Savoy: The Queen of Cabbage
Savoy cabbages originated in a region of Europe which borders Italy, France, and Switzerland. It’s quite an old variety, dating back to the mid 1500’s and has provided people with their winter greens for many centuries. Though hardy, it’s tender and sweet, and lacks some of the sulphur-like odors that can waft from many other cabbage varieties. If you can find Savoy cabbages, buy them and eat them!
The Health Benefits of Cabbage:
Cabbages are in the family of cruciferous vegetables, otherwise know as brassica. This class of vegetables contains potent anti-cancer phytochemicals ~ more than any other family of vegetables. In fact, populations who eat more cruciferous vegetables are documented as having lower rates of cancers related to the colon, lungs, prostate, and breast.
Those same phytonutrients that help to protect us against cancer also aid the body’s detoxification of excess hormones (like estrogens) and toxic chemicals.
Cabbage also contains the amino acid glutamine. Glutamine has been proven to help in the regeneration of the cells in the gastrointestinal tract. For this reason, cabbage is great if you’re healing a leaky gut, dealing with irritable bowel syndrome, or recovering a peptic ulcer.
The fibers found in cabbage, especially if steamed, provide great cholesterol regulating benefits.
And you can count cabbage among your top anti-inflammatory foods due to its abundance of phytonutrients, vitamin C and carotenoids.
Getting More Cabbage in Your Diet:
The Savoy cabbage tends to keep about one week in the refrigerator, while the other green and red varieties might hold-up for two weeks.

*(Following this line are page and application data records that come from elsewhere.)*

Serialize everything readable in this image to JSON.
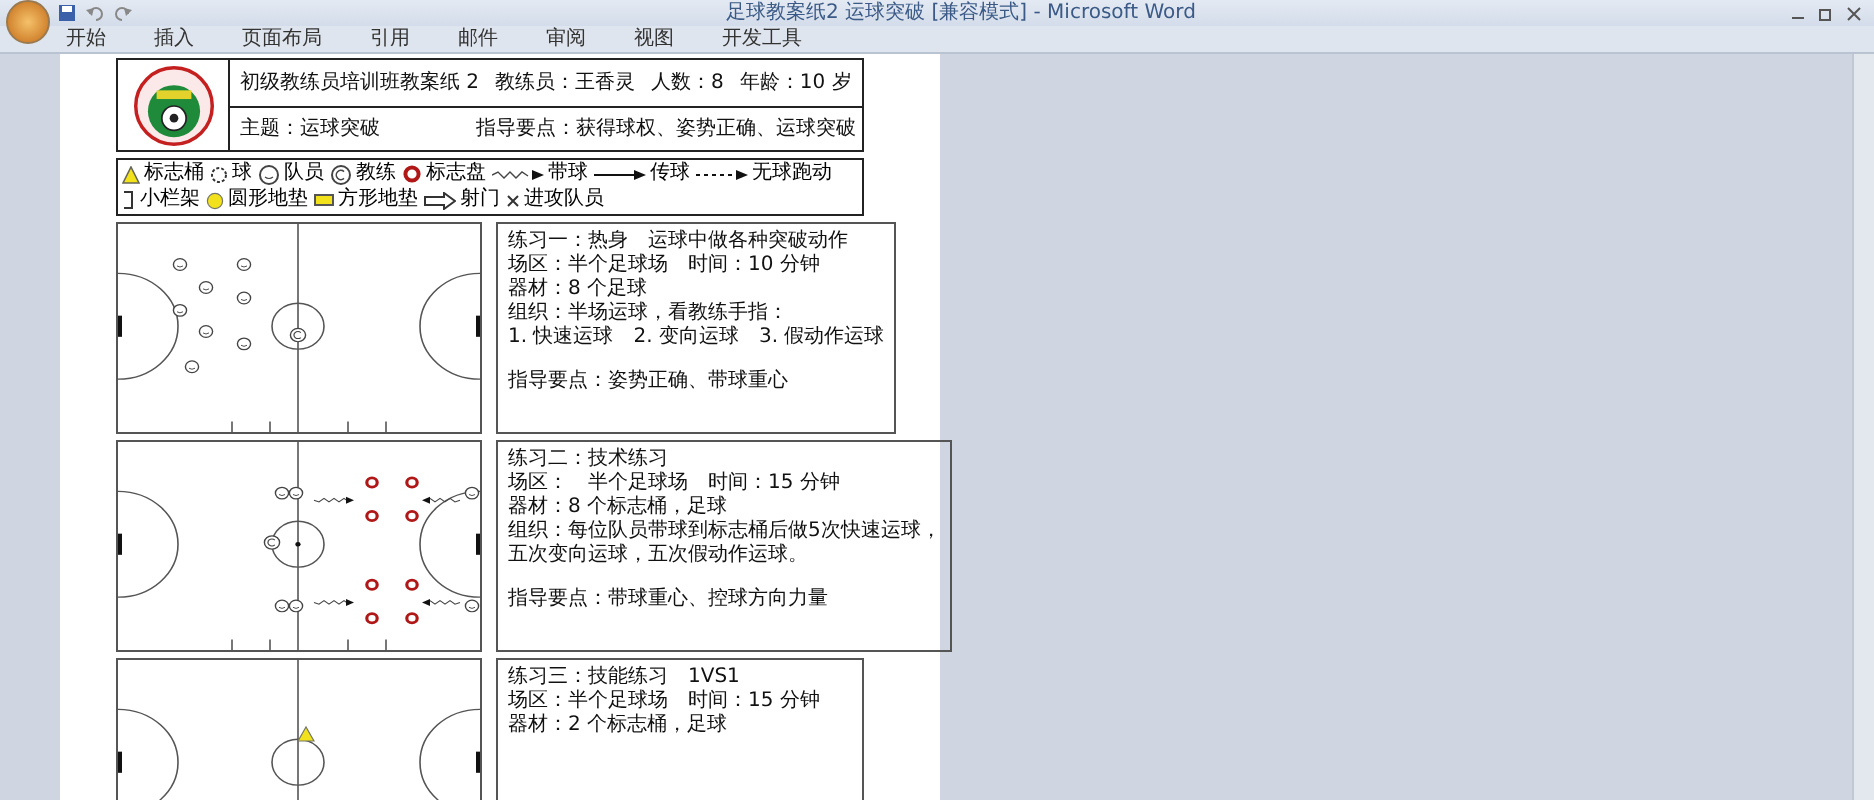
{
  "window": {
    "title": "足球教案纸2 运球突破 [兼容模式] - Microsoft Word"
  },
  "ribbon_tabs": [
    {
      "label": "开始",
      "selected": false
    },
    {
      "label": "插入",
      "selected": false
    },
    {
      "label": "页面布局",
      "selected": false
    },
    {
      "label": "引用",
      "selected": false
    },
    {
      "label": "邮件",
      "selected": false
    },
    {
      "label": "审阅",
      "selected": false
    },
    {
      "label": "视图",
      "selected": false
    },
    {
      "label": "开发工具",
      "selected": false
    }
  ],
  "header": {
    "row_1": [
      "初级教练员培训班教案纸 2",
      "教练员：王香灵",
      "人数：8",
      "年龄：10 岁"
    ],
    "row_2": [
      "主题：运球突破",
      "指导要点：获得球权、姿势正确、运球突破"
    ]
  },
  "legend": [
    [
      {
        "kind": "cone",
        "label": "标志桶"
      },
      {
        "kind": "ball",
        "label": "球"
      },
      {
        "kind": "player",
        "label": "队员"
      },
      {
        "kind": "coach",
        "label": "教练"
      },
      {
        "kind": "disc",
        "label": "标志盘"
      },
      {
        "kind": "dribble",
        "label": "带球"
      },
      {
        "kind": "pass",
        "label": "传球"
      },
      {
        "kind": "run",
        "label": "无球跑动"
      }
    ],
    [
      {
        "kind": "hurdle",
        "label": "小栏架"
      },
      {
        "kind": "round_mat",
        "label": "圆形地垫"
      },
      {
        "kind": "square_mat",
        "label": "方形地垫"
      },
      {
        "kind": "goal",
        "label": "射门"
      },
      {
        "kind": "attacker",
        "label": "进攻队员"
      }
    ]
  ],
  "exercises": [
    {
      "lines": [
        [
          "练习一：热身",
          "运球中做各种突破动作"
        ],
        [
          "场区：半个足球场",
          "时间：10 分钟"
        ],
        [
          "器材：8 个足球"
        ],
        [
          "组织：半场运球，看教练手指："
        ],
        [
          "1. 快速运球",
          "2. 变向运球",
          "3. 假动作运球"
        ],
        [
          "指导要点：姿势正确、带球重心"
        ]
      ]
    },
    {
      "lines": [
        [
          "练习二：技术练习"
        ],
        [
          "场区：",
          "半个足球场",
          "时间：15 分钟"
        ],
        [
          "器材：8 个标志桶，足球"
        ],
        [
          "组织：每位队员带球到标志桶后做5次快速运球，"
        ],
        [
          "五次变向运球，五次假动作运球。"
        ],
        [
          "指导要点：带球重心、控球方向力量"
        ]
      ]
    },
    {
      "lines": [
        [
          "练习三：技能练习",
          "1VS1"
        ],
        [
          "场区：半个足球场",
          "时间：15 分钟"
        ],
        [
          "器材：2 个标志桶，足球"
        ]
      ]
    }
  ]
}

They must be kept cold, in the crisper. This cold-storage will also help to retain the vitamin C content of the cabbage.
Cut your cabbage in half or quarters, wash under cold water, and remove the core before slicing or shredding and adding to any number of dishes.
Raw cabbage can be added to smoothies or juices, but should be eaten in moderation if you suffer from any hypothyroid disorders.
Sliced cabbage can be mixed with mayonnaise and other shredded vegetables and spices of your choice for a simple coleslaw.
Cabbage can be transformed into a fermented delight such as sauerkraut or kimchee!
Saute sliced cabbage into any stir-fry.
Add strips to winter soups or stews.
Cabbage can be steamed, boiled, and even roasted.
And don’t forget that the Savoy cabbage is ideal for stuffing. I grew up with stuffed cabbage as a staple and I foresee a kitchen experiment brewing!
EXPERIENCE A FREE TRAINING SERIES WITH ANDREA NAKAYAMA TO HELP YOU
Begin practicing functionally today!
MORE TO EXPLORE
You Might Also Like
Paleo Banana Snickerdoodles
If you’ve been following the Paleo diet trend, you’ve probably come across recipes that incorporate bananas into various baked goods. Recently, I decided to conduct a little experiment and research to determine whether bananas, which are often viewed skeptically due to their perceived high sugar content, are worth the hype. First, let’s look at their […]Read More
The Functional Nutrition Guide to Fats and Oils
Welcome to our comprehensive guide to fats and oils! This guide aims to provide you with valuable insights into the different types of fats and oils available, their sources, and how to make informed decisions about incorporating them into your diet. Fats and oils are more than just macronutrients; they are essential for overall health […]Read More
Protein: The Functional Nutrition Benefits of Nature’s Building Blocks
Protein: A fundamental element in Functional Nutrition As a key part of the Functional Nutrition Alliance’s Fat, Fiber, Protein principle for health and healing, protein deserves our attention and investigation. Protein is one of the essential macronutrients required by the human body to function properly. It’s composed of smaller units called amino acids, which are […]Read More
Fiber: The Health & Healing Benefits of Complex Carbohydrates
Fiber fundamentals in Functional Nutrition Let’s talk about fiber! While fiber is not a macronutrient like Fat or Protein (the other two components of our core Fat/Fiber/Protein principle for health and healing), it is critical for full body systems health and balance. In fact, it’s a key factor supporting our Non-Negotiable Trifecta of Sleep, Poop, […]Read More